Below are the entries; return every line among them that holds the word "selected".
--- START ---
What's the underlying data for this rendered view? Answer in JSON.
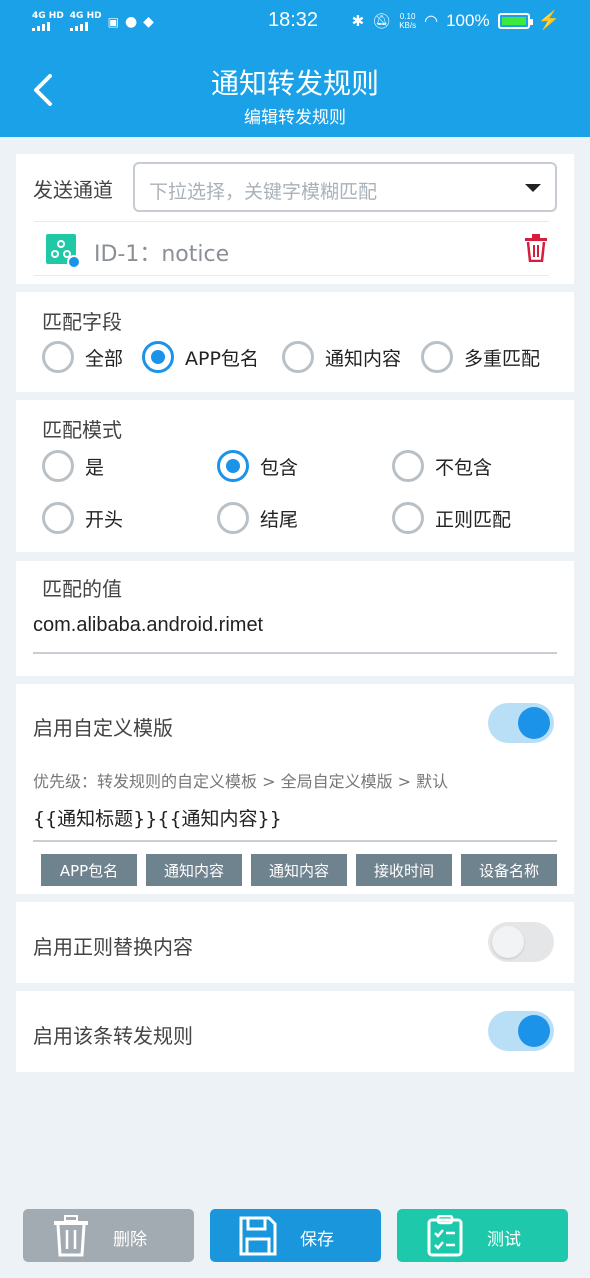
{
  "status_bar": {
    "net1": "4G HD",
    "net2": "4G HD",
    "time": "18:32",
    "speed_top": "0.10",
    "speed_unit": "KB/s",
    "battery": "100%"
  },
  "header": {
    "title": "通知转发规则",
    "subtitle": "编辑转发规则"
  },
  "channel": {
    "label": "发送通道",
    "placeholder": "下拉选择，关键字模糊匹配",
    "selected": "ID-1：notice"
  },
  "match_field": {
    "label": "匹配字段",
    "options": [
      "全部",
      "APP包名",
      "通知内容",
      "多重匹配"
    ],
    "selected": "APP包名"
  },
  "match_mode": {
    "label": "匹配模式",
    "options": [
      "是",
      "包含",
      "不包含",
      "开头",
      "结尾",
      "正则匹配"
    ],
    "selected": "包含"
  },
  "match_value": {
    "label": "匹配的值",
    "value": "com.alibaba.android.rimet"
  },
  "custom_template": {
    "label": "启用自定义模版",
    "enabled": true,
    "hint": "优先级：转发规则的自定义模板 > 全局自定义模版 > 默认",
    "template": "{{通知标题}}{{通知内容}}",
    "chips": [
      "APP包名",
      "通知内容",
      "通知内容",
      "接收时间",
      "设备名称"
    ]
  },
  "regex_replace": {
    "label": "启用正则替换内容",
    "enabled": false
  },
  "rule_enabled": {
    "label": "启用该条转发规则",
    "enabled": true
  },
  "buttons": {
    "delete": "删除",
    "save": "保存",
    "test": "测试"
  },
  "colors": {
    "primary": "#1aa1e8",
    "accent": "#1b93e9",
    "delete_btn": "#a3abb2",
    "save_btn": "#1a96dd",
    "test_btn": "#1ec8aa",
    "danger": "#d61e3c"
  }
}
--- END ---
* _The answer_:
    "selected": "ID-1：notice"
    "selected": "APP包名"
    "selected": "包含"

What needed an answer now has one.